RENTON, Wash. - Since COVID hit hard this spring, King County officials have used the Red Lion Inn in Renton as a homeless shelter in an attempt to prevent devastating outbreaks within homeless shelters in the county.
And the good news is that is working. But officials in the city of Renton say having the shelter in the hotel is causing a host of other issues that need to be resolved before something catastrophic happens.
The Renton Fire Department was back out at the hotel today responding to a man who barricaded himself in his room after setting off the fire alarm. Fire officials and law enforcement say since the hotel became a shelter, they’ve had to respond frequently. Meanwhile, shelter employees say the move to the hotel has been overwhelmingly positive for the homeless.
It was a chaotic scene last Wednesday. Renton firefighters worked quickly to extinguish a fire and evacuate the Red Lion Inn, now occupied by 200 homeless residents.
“We had five people in wheelchairs that were trapped on the fifth floor during a fire that our firefighters had to evacuate, and it creates a huge liability for us, for the safety of the folks that are living there, and it is concerning,” said Renton Fire Marshal Anjela Barton.

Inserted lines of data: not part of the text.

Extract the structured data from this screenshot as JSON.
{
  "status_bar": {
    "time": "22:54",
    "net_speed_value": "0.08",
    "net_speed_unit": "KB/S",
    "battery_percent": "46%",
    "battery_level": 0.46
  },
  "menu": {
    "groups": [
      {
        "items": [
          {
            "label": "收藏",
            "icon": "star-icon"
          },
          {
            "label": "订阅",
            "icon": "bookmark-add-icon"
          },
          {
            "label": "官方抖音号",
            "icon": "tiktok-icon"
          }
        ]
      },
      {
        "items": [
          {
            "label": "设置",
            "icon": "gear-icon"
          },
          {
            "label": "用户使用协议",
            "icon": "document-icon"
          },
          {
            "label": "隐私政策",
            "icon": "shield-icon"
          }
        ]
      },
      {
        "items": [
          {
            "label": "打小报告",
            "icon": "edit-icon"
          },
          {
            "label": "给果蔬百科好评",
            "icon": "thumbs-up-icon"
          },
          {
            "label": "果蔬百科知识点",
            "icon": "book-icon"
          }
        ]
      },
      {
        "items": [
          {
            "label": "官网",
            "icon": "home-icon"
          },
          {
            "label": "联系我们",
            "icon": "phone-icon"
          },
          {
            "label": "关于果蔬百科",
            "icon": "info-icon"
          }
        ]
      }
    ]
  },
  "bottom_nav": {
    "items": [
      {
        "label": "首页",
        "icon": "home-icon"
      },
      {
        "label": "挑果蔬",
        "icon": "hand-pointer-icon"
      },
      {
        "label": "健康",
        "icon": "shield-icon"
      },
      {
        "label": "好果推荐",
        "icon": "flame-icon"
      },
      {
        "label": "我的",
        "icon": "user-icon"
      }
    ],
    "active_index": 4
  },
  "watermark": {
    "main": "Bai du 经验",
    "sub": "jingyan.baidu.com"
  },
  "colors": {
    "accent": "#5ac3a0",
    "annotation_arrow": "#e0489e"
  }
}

Barton says fortunately everyone was okay. But the fire, deemed an arson by prosecutors, was a dreaded event they saw coming.
“It wasn’t about if we were going to have a fire in there. It was about when.”
Barton says from day one of the Red Lion Inn being transformed into a homeless shelter, there’s been regular calls for service. Barton says exit doors have been chained up and fire alarms set off regularly. She says it really all boils down to code issues that stem from a hotel being used as a shelter.
“I think the bigger concern we have now is on a long-term basis we still have a use in a building that really isn’t designed for what it's being used as it’s not code compliant for that.”
Tonight at a meeting held by the regional homeless authority, physicians who work at the hotel say the operation has been incredibly successful on many levels.
“Incredible progress can and has been made in peoples physical health as well as their mental health because of their stability but I think even more important has been the positive impact on the clients self-esteem and self-image. They no longer necessarily view themselves as homeless,” said Dr. Russell Berg.
Another doctor acknowledged some Renton city officials' complaints.
“I know that this particular group of people is a load on this city. I understand that a load on not only firefighters but police and the Valley Medical Center,” said Dr. Nancy Connolly.
But she emphasized this: “The benefits that the residents have received moving from the congregate shelter to this hotel have been tremendous.”
She and other county officials say they want to find a way to work with the city of Renton so everyone can live comfortably together
The interim fire chief for Renton fire tells us they don’t care who stays at the hotel. They just want it to be safe for the residents, staff, and their firefighters that have to respond.
Meanwhile the city of Renton continues its ongoing legal battle with King County over the shelter at the Red Lion violating city code. If the city wins the argument, they could shut down the shelter. The topic will be discussed at a City Council meeting next week.